WHAT THE SECURITY OFFICER OF THE '90s IS EXPECTED TO KNOW
There is a task force working with the American Bankers Association attempting to formulate a certification program for financial institution security officers. We were impressed by the list of knowledge thought to be required in order to consider a security officer qualified. The following is quoted directly from Peter Baldassaro of Hibernia National Bank in New Orleans, a member of the task force, during a presentation on the Certification Program at the ABA Security and Risk Management Conference in Anaheim on January 26, 1990.
"In the process of evaluating the certification needs, we identified a number of things that the security professional should be versed in.
"First, he has to have a written security program that's approved by the Board.
"We feel that he should be able to identify the responsibilities of the security function, the operating standards, the adequate procedures for robberies and dealing with robbery situations.
"He should be able to address fraud, the regulatory requirements, and the actual investigative function.
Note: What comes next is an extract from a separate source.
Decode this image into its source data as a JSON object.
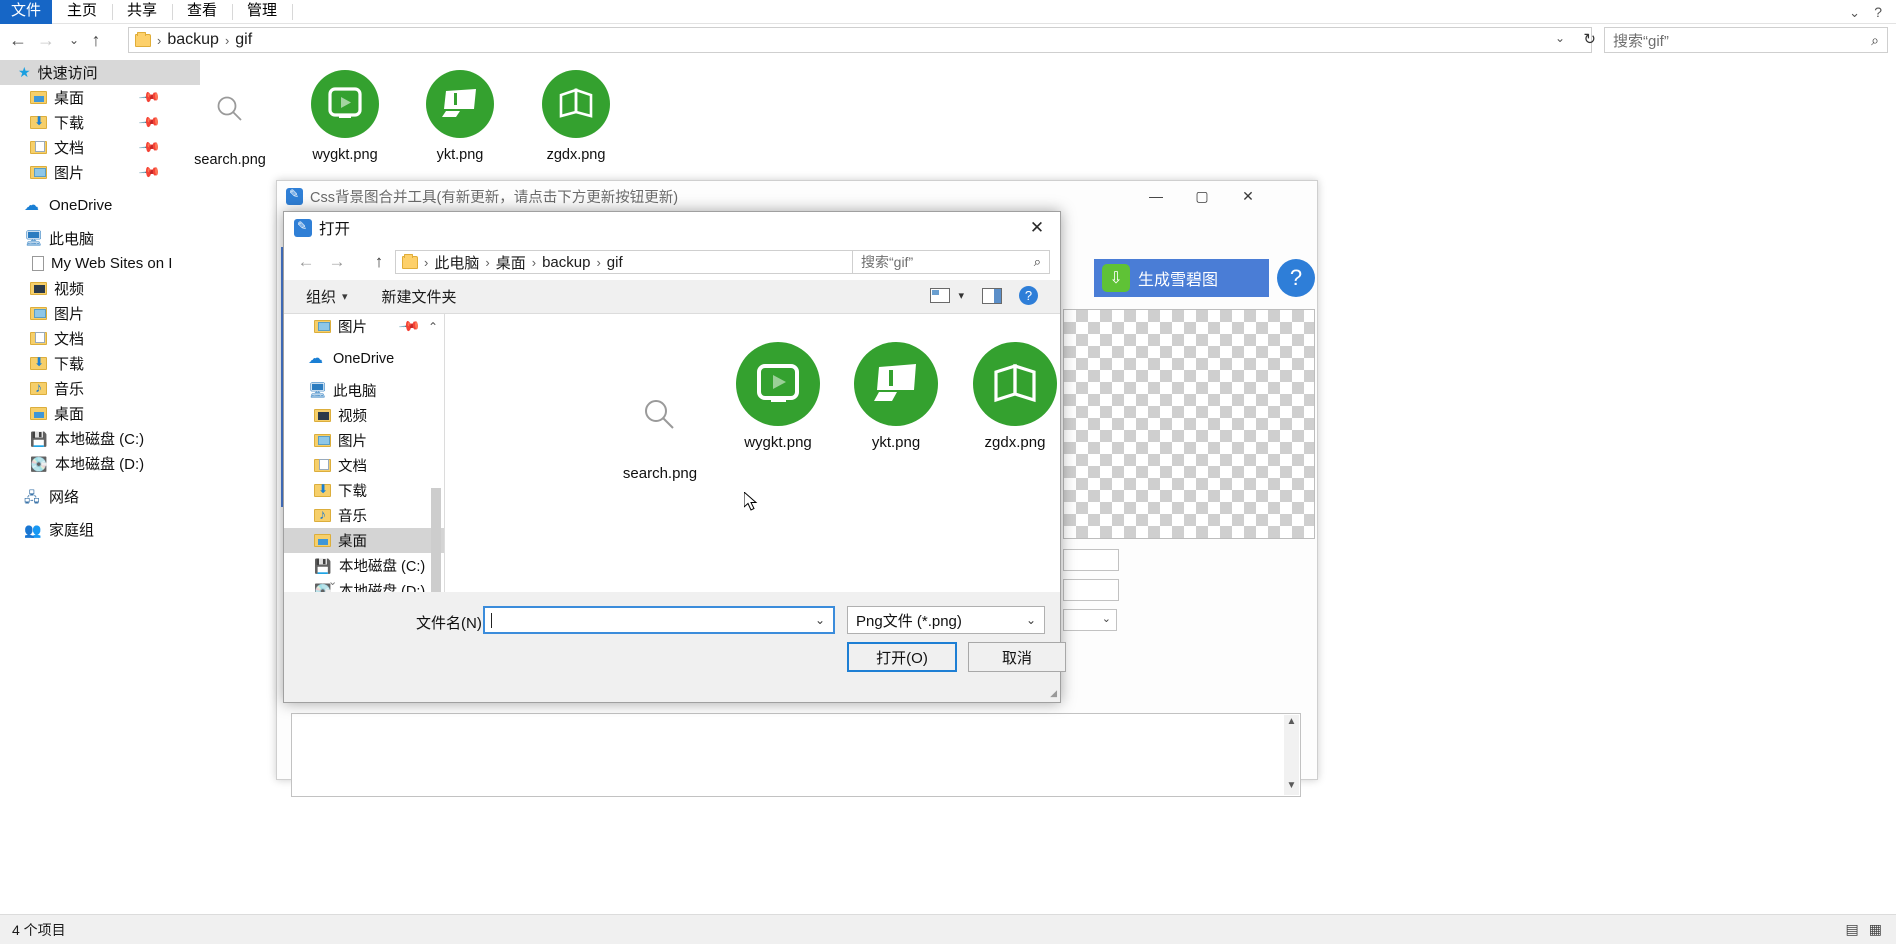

"He should be knowledgeable on security devices, on emergency situations, electronic funds transfers, currency transaction reports, criminal referral forms, life safety training, and consumer questions.
"As to the security devices, he should be expert in alarms for robbery, burglary access control, duress, CCTV, vaults, bandit barriers, and communication equipment-specifically radios and cellular telephones.
"He should have a knowledge of the various robbery response devices such as electronic trackers and dye packs. And he should know the technical standards of the equipment and the devices that he plans to employ.
"He should be very, very thorough on his knowledge of criminal events to deal with internal fraud, embezzlements, drug activity, falsification of records and insurance fraud.
"He should be able to deal with external fraud on checks, credit cards, wire transfers, new accounts, ATM robberies, burglaries and larcenies.
"He should be up to date on the legislature and laws concerning polygraph, drug analysis, bio analysis (that's fingerprints, hair, urine and such).
"He should be able to conduct a background screening for new applicants or loan customers discreetly and thoroughly.
"And he should be able to develop disaster plans for life safety and for business resumption, dealing with evacuation, training of employees, and the testing of all applicable systems.
"He also has some legal responsibilities with the regulatory functions and he's got administrative responsibilities dealing with budgets, planning risk assessment and other topics."
Pretty tall order for our SUPER SECURITY PROFESSIONALS! Fortunately, most of the security officers we know fit the bill!
Copyright © 1990 Bankers' Hotline. Originally appeared in Bankers' Hotline, Vol. 1, No. 2, 2/90
First published on 02/01/1990